Extracted records:

[Start of Attachment]

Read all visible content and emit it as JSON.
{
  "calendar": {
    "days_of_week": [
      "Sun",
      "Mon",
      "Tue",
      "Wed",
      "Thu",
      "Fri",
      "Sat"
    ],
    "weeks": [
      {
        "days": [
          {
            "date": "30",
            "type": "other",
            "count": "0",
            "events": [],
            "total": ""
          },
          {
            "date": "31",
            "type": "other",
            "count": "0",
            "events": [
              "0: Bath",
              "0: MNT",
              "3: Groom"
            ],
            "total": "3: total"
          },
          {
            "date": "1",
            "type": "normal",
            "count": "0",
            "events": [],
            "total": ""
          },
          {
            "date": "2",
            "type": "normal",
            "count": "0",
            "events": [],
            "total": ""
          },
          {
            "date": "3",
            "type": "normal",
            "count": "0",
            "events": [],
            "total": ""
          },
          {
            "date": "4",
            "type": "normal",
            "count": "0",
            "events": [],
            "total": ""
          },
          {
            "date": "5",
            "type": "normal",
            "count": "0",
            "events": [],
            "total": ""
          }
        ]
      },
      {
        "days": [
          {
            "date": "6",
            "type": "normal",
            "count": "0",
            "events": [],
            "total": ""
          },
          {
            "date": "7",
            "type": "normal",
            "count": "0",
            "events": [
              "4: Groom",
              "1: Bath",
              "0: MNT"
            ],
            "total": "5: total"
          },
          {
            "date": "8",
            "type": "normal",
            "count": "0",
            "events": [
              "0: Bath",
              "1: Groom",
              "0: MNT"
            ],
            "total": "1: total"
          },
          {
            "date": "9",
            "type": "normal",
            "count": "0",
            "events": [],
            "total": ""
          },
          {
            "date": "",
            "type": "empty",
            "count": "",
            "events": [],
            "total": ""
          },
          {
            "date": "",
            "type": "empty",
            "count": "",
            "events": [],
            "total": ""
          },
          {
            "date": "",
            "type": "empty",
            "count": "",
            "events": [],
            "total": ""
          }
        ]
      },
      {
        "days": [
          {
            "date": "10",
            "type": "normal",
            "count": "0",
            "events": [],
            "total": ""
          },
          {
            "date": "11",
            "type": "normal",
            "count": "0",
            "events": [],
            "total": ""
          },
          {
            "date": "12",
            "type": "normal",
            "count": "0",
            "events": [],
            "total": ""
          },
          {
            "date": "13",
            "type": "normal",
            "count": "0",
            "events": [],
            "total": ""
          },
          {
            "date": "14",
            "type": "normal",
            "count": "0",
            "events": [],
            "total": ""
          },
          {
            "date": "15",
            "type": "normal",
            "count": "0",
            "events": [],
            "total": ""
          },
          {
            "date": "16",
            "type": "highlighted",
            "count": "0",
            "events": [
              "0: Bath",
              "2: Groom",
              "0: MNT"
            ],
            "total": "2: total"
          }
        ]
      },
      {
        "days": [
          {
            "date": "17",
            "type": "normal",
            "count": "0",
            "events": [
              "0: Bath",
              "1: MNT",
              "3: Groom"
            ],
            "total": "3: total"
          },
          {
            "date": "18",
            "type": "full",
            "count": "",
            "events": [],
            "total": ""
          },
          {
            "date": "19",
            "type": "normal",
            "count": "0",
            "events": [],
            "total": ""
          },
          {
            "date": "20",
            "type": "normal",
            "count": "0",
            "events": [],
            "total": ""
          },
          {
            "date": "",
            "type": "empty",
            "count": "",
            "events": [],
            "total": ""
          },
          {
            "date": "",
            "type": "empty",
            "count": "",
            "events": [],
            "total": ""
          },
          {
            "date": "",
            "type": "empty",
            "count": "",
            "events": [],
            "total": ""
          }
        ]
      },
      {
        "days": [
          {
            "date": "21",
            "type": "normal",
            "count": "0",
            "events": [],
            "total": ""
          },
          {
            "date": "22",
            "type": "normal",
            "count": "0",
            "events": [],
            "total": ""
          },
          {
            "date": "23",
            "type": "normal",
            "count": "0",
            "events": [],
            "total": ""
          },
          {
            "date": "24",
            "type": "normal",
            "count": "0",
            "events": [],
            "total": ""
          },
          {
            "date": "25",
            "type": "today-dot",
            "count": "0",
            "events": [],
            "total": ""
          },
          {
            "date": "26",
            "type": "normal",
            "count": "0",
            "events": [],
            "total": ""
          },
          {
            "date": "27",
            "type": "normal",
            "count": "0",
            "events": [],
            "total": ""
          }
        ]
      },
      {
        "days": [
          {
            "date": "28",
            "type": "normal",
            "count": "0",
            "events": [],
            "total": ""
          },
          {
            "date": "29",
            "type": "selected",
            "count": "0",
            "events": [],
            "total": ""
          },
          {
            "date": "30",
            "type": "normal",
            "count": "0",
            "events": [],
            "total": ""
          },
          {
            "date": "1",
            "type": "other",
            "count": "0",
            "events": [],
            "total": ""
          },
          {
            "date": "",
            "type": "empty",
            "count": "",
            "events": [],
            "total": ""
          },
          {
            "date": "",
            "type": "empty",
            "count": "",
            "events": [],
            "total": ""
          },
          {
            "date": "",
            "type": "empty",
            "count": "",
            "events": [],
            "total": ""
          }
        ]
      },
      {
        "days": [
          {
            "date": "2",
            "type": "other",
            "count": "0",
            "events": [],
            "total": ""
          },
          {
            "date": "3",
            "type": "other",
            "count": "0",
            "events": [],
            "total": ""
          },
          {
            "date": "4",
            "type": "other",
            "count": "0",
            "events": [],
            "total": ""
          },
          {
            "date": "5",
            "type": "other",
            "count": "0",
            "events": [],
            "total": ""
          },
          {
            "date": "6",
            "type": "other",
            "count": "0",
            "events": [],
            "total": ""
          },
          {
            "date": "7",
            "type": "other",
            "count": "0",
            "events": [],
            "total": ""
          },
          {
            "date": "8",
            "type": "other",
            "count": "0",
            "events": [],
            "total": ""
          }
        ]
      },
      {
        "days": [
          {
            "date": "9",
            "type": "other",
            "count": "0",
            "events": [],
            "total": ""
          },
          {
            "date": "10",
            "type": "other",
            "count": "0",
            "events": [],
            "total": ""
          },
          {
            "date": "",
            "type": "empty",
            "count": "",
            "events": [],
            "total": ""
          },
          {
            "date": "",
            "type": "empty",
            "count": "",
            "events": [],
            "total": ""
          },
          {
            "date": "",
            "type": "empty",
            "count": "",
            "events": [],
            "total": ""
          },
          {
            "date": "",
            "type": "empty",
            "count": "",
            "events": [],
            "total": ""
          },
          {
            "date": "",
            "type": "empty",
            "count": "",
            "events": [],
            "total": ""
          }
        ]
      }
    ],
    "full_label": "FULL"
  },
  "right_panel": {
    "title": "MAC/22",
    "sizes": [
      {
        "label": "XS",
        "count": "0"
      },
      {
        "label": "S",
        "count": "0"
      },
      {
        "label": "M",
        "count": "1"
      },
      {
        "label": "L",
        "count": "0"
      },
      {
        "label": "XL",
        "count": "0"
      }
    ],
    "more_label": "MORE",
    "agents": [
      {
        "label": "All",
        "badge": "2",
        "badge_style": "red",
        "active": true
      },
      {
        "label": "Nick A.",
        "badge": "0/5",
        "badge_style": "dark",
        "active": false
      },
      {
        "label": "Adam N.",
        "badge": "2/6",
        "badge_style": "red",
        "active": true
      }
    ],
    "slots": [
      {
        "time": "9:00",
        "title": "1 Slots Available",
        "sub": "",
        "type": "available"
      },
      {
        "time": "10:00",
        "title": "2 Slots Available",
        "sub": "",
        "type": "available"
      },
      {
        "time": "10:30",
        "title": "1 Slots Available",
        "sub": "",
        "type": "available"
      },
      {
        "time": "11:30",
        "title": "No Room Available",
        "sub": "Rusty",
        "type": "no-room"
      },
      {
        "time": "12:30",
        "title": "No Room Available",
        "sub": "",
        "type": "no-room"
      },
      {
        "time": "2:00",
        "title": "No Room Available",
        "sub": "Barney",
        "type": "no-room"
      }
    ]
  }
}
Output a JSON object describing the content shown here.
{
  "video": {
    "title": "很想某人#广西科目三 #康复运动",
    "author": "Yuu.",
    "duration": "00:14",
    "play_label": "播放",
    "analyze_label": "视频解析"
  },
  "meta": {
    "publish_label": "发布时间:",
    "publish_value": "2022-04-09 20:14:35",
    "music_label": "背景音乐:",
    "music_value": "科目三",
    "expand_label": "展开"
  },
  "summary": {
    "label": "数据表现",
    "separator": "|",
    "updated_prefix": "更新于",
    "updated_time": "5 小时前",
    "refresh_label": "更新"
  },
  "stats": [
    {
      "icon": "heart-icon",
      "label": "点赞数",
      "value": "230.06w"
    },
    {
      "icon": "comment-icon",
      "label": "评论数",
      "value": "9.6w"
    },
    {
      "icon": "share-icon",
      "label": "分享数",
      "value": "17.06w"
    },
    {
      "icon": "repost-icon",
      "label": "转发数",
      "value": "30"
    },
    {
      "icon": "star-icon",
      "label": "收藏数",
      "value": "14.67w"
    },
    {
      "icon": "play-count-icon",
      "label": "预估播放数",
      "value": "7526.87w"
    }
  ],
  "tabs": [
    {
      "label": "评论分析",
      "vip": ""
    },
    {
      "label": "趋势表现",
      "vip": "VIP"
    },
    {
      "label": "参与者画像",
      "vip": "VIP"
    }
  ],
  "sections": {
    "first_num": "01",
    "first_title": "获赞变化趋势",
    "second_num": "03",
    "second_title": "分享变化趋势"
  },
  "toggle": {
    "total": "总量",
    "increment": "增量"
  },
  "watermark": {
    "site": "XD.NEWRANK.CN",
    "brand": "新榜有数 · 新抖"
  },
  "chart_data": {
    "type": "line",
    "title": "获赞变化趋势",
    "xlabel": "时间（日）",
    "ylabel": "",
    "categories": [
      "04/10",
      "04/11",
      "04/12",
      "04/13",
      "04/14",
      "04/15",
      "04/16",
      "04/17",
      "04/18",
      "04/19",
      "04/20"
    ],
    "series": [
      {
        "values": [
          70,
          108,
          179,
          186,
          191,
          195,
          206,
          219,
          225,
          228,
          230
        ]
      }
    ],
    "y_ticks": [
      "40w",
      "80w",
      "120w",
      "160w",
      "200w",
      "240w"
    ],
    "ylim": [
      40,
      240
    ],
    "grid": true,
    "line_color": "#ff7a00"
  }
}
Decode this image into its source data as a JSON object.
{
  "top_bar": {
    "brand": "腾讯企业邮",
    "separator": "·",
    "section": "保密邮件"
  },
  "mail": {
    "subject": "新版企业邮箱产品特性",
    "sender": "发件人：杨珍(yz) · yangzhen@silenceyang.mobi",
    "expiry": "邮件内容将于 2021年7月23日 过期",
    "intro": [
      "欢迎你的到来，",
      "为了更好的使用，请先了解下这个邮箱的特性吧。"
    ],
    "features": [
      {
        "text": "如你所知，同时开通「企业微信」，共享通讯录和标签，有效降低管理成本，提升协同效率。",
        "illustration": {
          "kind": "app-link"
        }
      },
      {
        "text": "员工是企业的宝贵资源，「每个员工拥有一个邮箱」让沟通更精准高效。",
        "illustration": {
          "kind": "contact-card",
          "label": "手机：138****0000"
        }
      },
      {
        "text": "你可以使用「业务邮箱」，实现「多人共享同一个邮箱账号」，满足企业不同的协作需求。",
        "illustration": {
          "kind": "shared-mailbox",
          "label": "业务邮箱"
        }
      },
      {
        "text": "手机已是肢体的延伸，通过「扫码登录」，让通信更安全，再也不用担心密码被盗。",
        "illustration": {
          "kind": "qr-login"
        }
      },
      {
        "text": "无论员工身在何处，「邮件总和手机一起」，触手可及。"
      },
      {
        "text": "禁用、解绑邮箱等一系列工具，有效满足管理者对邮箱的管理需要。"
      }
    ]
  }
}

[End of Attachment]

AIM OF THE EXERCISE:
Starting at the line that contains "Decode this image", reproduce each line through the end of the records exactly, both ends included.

OUTPUT OF THE TASK:
Decode this image into its source data as a JSON object.
{
  "top_bar": {
    "brand": "腾讯企业邮",
    "separator": "·",
    "section": "保密邮件"
  },
  "mail": {
    "subject": "新版企业邮箱产品特性",
    "sender": "发件人：杨珍(yz) · yangzhen@silenceyang.mobi",
    "expiry": "邮件内容将于 2021年7月23日 过期",
    "intro": [
      "欢迎你的到来，",
      "为了更好的使用，请先了解下这个邮箱的特性吧。"
    ],
    "features": [
      {
        "text": "如你所知，同时开通「企业微信」，共享通讯录和标签，有效降低管理成本，提升协同效率。",
        "illustration": {
          "kind": "app-link"
        }
      },
      {
        "text": "员工是企业的宝贵资源，「每个员工拥有一个邮箱」让沟通更精准高效。",
        "illustration": {
          "kind": "contact-card",
          "label": "手机：138****0000"
        }
      },
      {
        "text": "你可以使用「业务邮箱」，实现「多人共享同一个邮箱账号」，满足企业不同的协作需求。",
        "illustration": {
          "kind": "shared-mailbox",
          "label": "业务邮箱"
        }
      },
      {
        "text": "手机已是肢体的延伸，通过「扫码登录」，让通信更安全，再也不用担心密码被盗。",
        "illustration": {
          "kind": "qr-login"
        }
      },
      {
        "text": "无论员工身在何处，「邮件总和手机一起」，触手可及。"
      },
      {
        "text": "禁用、解绑邮箱等一系列工具，有效满足管理者对邮箱的管理需要。"
      }
    ]
  }
}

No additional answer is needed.